● **Items from an interface collection**:
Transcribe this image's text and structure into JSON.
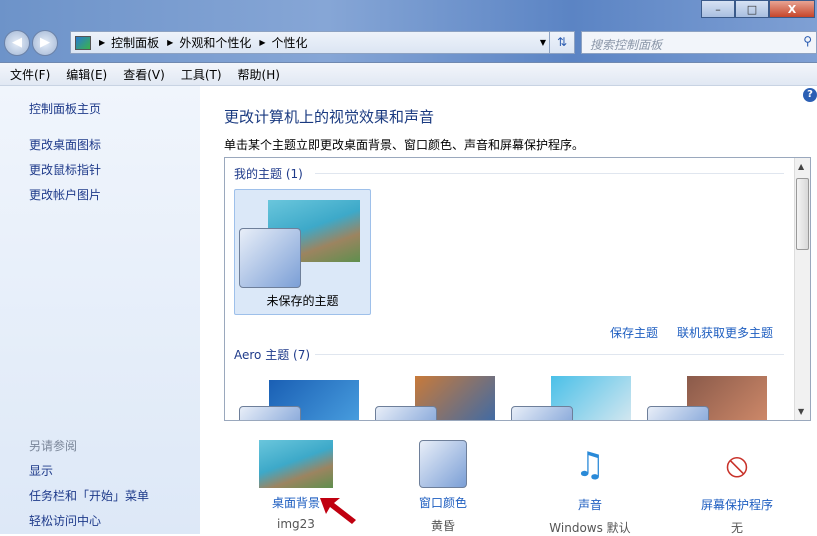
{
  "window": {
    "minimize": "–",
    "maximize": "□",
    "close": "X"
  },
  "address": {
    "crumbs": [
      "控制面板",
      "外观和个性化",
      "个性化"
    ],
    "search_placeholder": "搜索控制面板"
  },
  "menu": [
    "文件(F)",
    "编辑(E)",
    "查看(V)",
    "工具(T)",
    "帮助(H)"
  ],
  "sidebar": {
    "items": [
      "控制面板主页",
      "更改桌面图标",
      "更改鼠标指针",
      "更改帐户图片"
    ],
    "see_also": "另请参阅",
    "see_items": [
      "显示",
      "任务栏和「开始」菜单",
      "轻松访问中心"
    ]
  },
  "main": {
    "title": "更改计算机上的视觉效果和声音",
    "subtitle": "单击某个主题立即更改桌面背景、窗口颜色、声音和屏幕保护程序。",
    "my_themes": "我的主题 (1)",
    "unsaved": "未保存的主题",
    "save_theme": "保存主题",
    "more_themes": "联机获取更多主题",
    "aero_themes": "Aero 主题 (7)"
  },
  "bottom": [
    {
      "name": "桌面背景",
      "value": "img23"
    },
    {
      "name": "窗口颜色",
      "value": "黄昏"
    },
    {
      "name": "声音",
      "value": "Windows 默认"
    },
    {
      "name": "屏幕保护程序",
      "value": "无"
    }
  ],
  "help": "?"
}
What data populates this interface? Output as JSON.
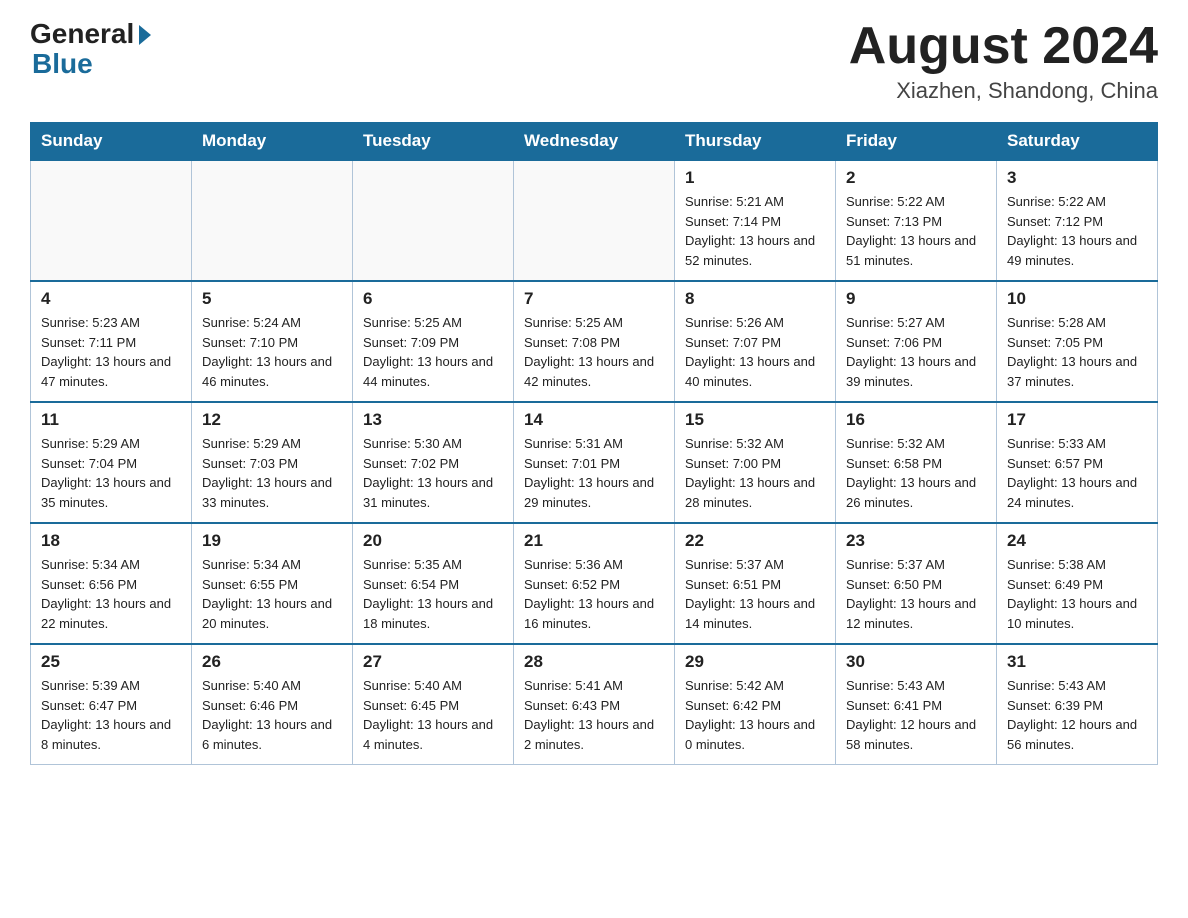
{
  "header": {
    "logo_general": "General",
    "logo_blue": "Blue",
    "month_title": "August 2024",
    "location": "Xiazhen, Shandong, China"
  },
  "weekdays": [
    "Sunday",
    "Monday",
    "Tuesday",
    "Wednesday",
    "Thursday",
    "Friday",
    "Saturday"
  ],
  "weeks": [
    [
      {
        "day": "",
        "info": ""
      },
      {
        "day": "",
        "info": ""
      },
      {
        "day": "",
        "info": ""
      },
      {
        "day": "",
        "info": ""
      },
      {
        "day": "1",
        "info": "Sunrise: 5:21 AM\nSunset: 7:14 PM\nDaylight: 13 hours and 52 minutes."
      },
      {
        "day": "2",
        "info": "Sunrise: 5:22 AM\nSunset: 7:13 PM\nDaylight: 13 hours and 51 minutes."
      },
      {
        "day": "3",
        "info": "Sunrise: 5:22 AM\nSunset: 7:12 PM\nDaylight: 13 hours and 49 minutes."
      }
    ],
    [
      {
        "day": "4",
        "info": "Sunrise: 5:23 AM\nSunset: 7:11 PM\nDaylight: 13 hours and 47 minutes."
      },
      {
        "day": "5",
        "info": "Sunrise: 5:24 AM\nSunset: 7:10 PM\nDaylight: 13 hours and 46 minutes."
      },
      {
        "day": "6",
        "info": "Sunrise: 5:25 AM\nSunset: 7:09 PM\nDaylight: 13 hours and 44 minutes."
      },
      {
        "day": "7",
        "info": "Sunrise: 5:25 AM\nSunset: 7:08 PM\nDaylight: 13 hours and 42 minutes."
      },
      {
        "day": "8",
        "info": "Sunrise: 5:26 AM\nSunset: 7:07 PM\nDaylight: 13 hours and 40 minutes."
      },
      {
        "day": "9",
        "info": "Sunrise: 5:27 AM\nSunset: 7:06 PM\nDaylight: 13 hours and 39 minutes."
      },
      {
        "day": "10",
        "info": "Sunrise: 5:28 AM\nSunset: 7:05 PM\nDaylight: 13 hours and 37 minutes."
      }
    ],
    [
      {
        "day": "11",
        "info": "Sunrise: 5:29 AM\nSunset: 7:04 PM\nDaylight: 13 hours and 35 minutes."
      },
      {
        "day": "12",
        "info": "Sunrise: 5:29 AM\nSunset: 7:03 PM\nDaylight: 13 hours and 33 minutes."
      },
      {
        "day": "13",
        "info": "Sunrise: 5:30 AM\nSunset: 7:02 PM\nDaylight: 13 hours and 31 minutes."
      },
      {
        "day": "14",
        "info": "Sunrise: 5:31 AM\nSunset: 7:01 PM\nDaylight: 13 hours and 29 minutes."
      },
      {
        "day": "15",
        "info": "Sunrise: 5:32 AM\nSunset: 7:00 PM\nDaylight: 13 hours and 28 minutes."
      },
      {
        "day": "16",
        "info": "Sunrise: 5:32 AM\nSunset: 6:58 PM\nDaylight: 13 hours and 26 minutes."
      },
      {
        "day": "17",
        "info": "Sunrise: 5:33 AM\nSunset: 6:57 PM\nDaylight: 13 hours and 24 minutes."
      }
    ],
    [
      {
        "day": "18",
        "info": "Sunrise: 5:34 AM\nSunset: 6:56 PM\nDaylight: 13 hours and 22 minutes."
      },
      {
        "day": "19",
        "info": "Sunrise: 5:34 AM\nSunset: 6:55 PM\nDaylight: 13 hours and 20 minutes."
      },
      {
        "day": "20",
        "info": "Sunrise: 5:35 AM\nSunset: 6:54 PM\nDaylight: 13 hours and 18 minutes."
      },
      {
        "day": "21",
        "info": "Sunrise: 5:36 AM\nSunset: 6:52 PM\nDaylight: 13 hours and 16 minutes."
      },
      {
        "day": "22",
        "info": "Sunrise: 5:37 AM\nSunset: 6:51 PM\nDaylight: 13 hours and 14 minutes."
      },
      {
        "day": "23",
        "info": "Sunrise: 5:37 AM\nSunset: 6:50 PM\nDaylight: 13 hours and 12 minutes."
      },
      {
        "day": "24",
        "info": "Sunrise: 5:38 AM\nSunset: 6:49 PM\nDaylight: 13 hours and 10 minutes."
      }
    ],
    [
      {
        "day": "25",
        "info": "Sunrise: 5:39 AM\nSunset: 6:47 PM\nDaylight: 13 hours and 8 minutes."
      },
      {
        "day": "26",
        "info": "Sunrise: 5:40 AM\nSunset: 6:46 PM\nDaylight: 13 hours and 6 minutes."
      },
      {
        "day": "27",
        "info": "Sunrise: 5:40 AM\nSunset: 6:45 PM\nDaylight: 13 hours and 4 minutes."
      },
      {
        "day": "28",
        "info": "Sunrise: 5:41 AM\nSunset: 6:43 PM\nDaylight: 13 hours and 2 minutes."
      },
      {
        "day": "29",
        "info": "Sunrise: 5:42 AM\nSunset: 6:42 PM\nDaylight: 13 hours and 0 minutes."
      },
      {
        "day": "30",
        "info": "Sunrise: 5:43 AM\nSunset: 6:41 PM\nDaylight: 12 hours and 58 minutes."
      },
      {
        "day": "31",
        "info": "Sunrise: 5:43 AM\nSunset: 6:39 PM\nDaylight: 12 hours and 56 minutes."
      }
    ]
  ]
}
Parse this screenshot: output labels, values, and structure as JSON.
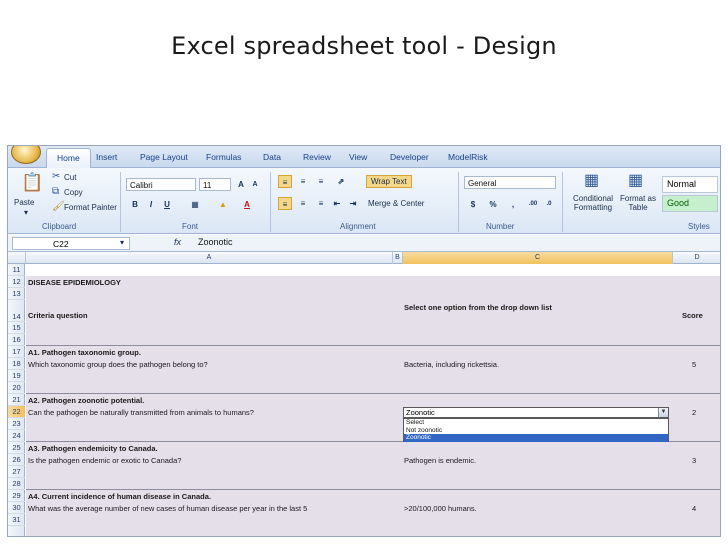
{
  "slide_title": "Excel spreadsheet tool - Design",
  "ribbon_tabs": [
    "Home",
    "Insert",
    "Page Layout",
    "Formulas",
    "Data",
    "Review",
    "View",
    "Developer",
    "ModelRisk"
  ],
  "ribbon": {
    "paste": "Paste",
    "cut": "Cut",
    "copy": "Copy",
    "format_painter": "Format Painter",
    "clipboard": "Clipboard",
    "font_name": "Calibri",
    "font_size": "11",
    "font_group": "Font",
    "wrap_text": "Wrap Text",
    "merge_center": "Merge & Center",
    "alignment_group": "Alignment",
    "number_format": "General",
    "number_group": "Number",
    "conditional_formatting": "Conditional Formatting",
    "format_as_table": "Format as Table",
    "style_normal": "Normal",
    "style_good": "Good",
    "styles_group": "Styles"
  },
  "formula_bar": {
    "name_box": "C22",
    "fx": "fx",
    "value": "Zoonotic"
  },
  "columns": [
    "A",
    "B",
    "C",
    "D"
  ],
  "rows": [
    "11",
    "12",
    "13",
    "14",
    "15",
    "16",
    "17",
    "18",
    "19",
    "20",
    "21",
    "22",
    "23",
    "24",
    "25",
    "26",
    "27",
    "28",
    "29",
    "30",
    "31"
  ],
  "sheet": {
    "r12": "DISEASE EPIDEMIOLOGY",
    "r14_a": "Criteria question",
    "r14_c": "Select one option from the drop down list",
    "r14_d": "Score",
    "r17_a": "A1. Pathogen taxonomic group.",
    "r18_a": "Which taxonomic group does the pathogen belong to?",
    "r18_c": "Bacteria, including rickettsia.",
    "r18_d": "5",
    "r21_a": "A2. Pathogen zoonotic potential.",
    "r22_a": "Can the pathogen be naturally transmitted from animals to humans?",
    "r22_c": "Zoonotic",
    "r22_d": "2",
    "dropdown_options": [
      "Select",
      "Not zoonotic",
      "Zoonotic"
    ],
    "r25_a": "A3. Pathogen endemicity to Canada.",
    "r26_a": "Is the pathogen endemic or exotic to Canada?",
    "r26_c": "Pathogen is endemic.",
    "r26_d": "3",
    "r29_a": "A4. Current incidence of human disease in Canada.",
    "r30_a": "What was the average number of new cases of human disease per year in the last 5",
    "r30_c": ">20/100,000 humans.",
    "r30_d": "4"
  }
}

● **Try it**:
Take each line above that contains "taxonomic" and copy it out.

● **Output**:
    "r17_a": "A1. Pathogen taxonomic group.",
    "r18_a": "Which taxonomic group does the pathogen belong to?",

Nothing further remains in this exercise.